Thursday, 7 February 2013

Pantry Pasta, or Chickpea and Tomato Rotinis

Do you remember my super-basic garlic pasta? This recipe also comes from a time when I had to scrape my brain to figure out ways to eat good food without busting an extremely tight budget. Listen up, students and artists: one of the tricks to accomplishing that feat is to have a well-stocked pantry, full of non-perishable items on which you can fall back safely when there is no more dough for fresh produce.

Pasta, canned tomatoes and a selection of canned beans are things you should always have within reach, no matter what your budget is, because they are inexpensive, versatile and can make tasty and healthy bases to many great meals. You can get endlessly creative with basic ingredients like that if you have a little imagination.

Since all the ingredients for this recipe are pantry-staples in my kitchen, I nicknamed it Pantry Pasta: it makes a really tasty and filling bowl of saucy beans and pasta (pasta e fagoli is a theme Italians get very creative with), and the ordinary ingredients combined give a very rich flavor to every bite, despite being relatively cheap.

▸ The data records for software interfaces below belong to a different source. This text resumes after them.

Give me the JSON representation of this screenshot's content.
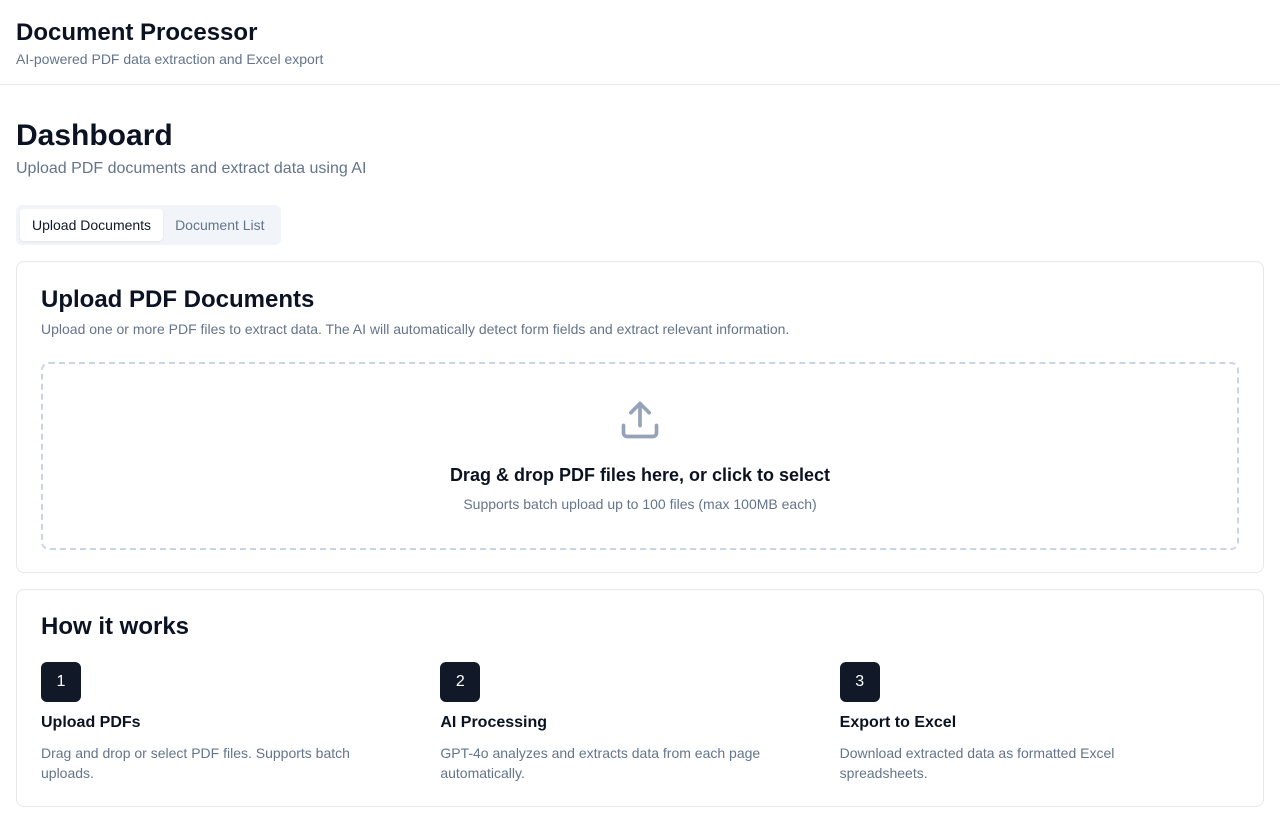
{
  "header": {
    "title": "Document Processor",
    "subtitle": "AI-powered PDF data extraction and Excel export"
  },
  "page": {
    "title": "Dashboard",
    "subtitle": "Upload PDF documents and extract data using AI"
  },
  "tabs": [
    {
      "label": "Upload Documents",
      "active": true
    },
    {
      "label": "Document List",
      "active": false
    }
  ],
  "upload": {
    "title": "Upload PDF Documents",
    "description": "Upload one or more PDF files to extract data. The AI will automatically detect form fields and extract relevant information.",
    "dropzone": {
      "icon": "upload-icon",
      "title": "Drag & drop PDF files here, or click to select",
      "hint": "Supports batch upload up to 100 files (max 100MB each)"
    }
  },
  "how": {
    "title": "How it works",
    "steps": [
      {
        "number": "1",
        "title": "Upload PDFs",
        "description": "Drag and drop or select PDF files. Supports batch uploads."
      },
      {
        "number": "2",
        "title": "AI Processing",
        "description": "GPT-4o analyzes and extracts data from each page automatically."
      },
      {
        "number": "3",
        "title": "Export to Excel",
        "description": "Download extracted data as formatted Excel spreadsheets."
      }
    ]
  },
  "colors": {
    "primary": "#111827",
    "muted_text": "#64748b",
    "border": "#e5e7eb",
    "tab_bg": "#f1f5f9"
  }
}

I love making some Pantry Pasta from time to time: it brings back wonderful memories of cooking in my tiny yellow kitchen before going to a rock show with friends... It has the nostalgic taste of the carefree and fun days of punk rock lifestyle: yummy, inexpensive to make... and vegan, with a hint of booze!

A word here about cooking with wine: I've read somewhere you should never cook with wine you would not drink. I say meh! Cooking with wine is my favorite technique to get rid of a lousy bottle I don't WANT to drink. The alcohol evaporates during the cooking process, leaving only the highlight of the wine's taste in the dish, so the only thing you really need to be concerned with is whether your wine is dry or sweet, depending on the desired effect. For this particular dish, a drier red wine is ideal. So that wood-chipper vino you got at a lousy gift-exchange back in December; now is the time to start using it for good!

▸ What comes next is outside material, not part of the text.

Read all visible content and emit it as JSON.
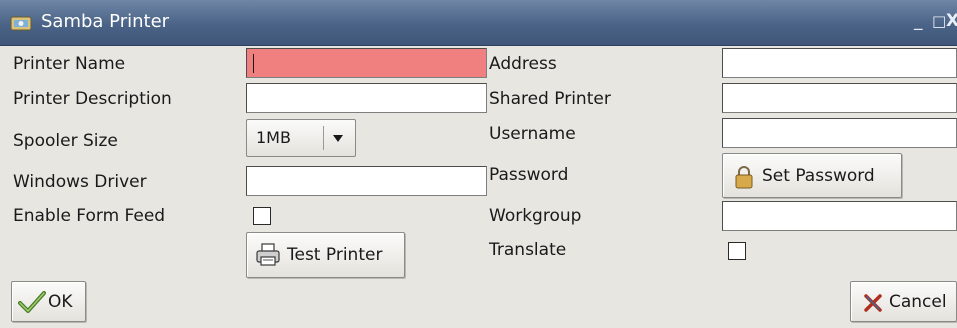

1 package dry rotinis (pennes also work great here)
1 tablespoon olive oil
1 small red onion, finely chopped
2 garlic cloves, chopped
1 tablespoon tomato paste
1/2 teaspoon chili flakes
1 teaspoon oregano
1 teaspoon thyme
1 teaspoon cumin
1 bay leaf
1 (28 ounces) can crushed tomatoes
1 (19 ounces) can chickpeas, drained and rinsed
1/3 cup dry red wine
Sea salt and freshly ground pepper
6 to 8 fresh basil leaves, ripped

Heat up the olive oil in a large pan, over medium heat. Cook the onion for 7 to 8 minutes, until softened.

Stir in the garlic, tomato paste, chili flakes, oregano, thyme and cumin. Cook for a few minutes, until fragrant.

Add the crushed tomatoes, chickpeas, red wine, the bay leaf and some sea salt and freshly ground black pepper. Bring to a boil, then turn the heat down and simmer for about 15 minutes, until the sauce is thickened.

In the meantime, bring a large pot of salted water to a boil, and cook the pasta according to package instructions, until al dente. Remove the bay leaf from the sauce and add the fresh basil leaves. Add the pasta to the sauce, mix well and serve immediately.

You can serve it with some Parmigianno-Reggiano, if you are a cheese-fiend like me, but it's just as tasty in all it's vegan glory. I love chickpeas and their lovely chewy texture, and a seasoned tomato sauce is really their best friend: the cumin adds a subtle Middle Eastern hint to the otherwise very Italian ingredients of the sauce, making it exotic and mysterious.

This dish is a simple and homey dinner, and the leftovers make for a great, filling and healthy lunch that will keep you powered until the end of the day. Of course, if the wine you used in the sauce is to your taste, I won't discourage you for having a glass along with your pasta...

No comments:

Post a Comment